Typhoon signal justified as threat of gales in Hong Kong was genuine

PUBLISHED : Monday, 07 August, 2017, 4:20pm
UPDATED : Monday, 07 August, 2017, 9:55pm

I refer to the letters by Peter A. Tanner (“Storm warning but no sign of bad weather”, July 26) and Peter Lok (“Observatory has tools but won’t use them”, July 30) on Tropical Storm Roke.

Mr Tanner questioned the necessity of issuing the No 8 signal.

Tropical Cyclone Roke approached Hong Kong from our east-southeast early on July 23. Sustained gale force winds were registered at stations in Shenzhen’s Dapeng Peninsula, oil rigs, weather buoys and ships along Roke’s path. Gusts of storm force or above were recorded 20km from Hong Kong shortly before Roke’s landfall over Sai Kung.

Before the pre-No 8 special announcement (7.20am), Roke was meandering slightly and heading towards either the south or the centre of Hong Kong. On this track, the gales observed in Dapeng Peninsula could have affected many parts of the territory. The threat of Roke bringing gales to Hong Kong was genuine and the No 8 signal was justified.

Subsequently, Roke turned more to the northwest prior to making landfall over Sai Kung and then moved quickly into inland areas of Shenzhen.

It weakened rapidly and the northerly winds in Hong Kong were not too strong due to the effect of the terrain. The absence of widespread high winds in Hong Kong was due to the last-minute change in Roke’s course. Forecasting such a sudden change in a tropical cyclone’s movement is still beyond present-day technologies.

Mr Lok wrongly claimed that the Observatory did not use available technology for tropical cyclone warnings.

He asked why no reconnaissance flight was performed for Roke. The Observatory liaised with the Government Flying Services (GFS). A flight was not possible owing to other scheduled operations. Though we want to engage GFS flights for every typhoon, it is not always possible. There are various reasons, such as unavailability of aircraft and runway slots, air traffic conditions, and the weather.

Although GFS flight data was not available, we still received multiple sources of weather data, such as wind reports from Dapeng Peninsula. As I said, they indicated the existence of gale force winds near the centre of Roke.

Secondly, the Observatory did make use of Doppler weather radar data to independently corroborate the reports of gale force winds in Dapeng Peninsula.

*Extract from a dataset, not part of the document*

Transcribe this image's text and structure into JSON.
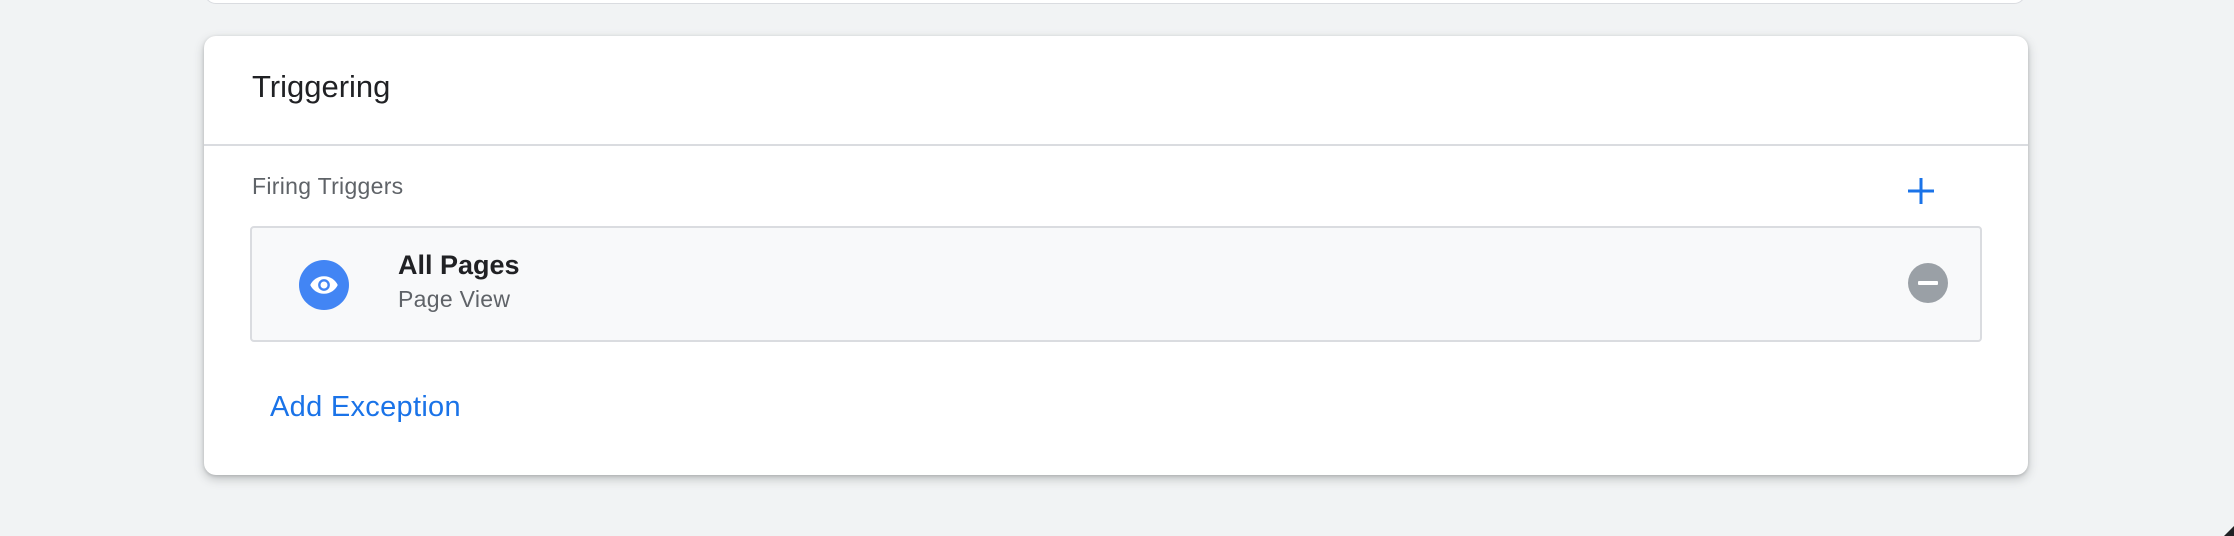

The Observatory accords the highest priority to the safety of Hong Kong people and safeguards the public through science. We will strive to seek further improvements.

Lee Kwok-lun, scientific officer, Hong Kong Observatory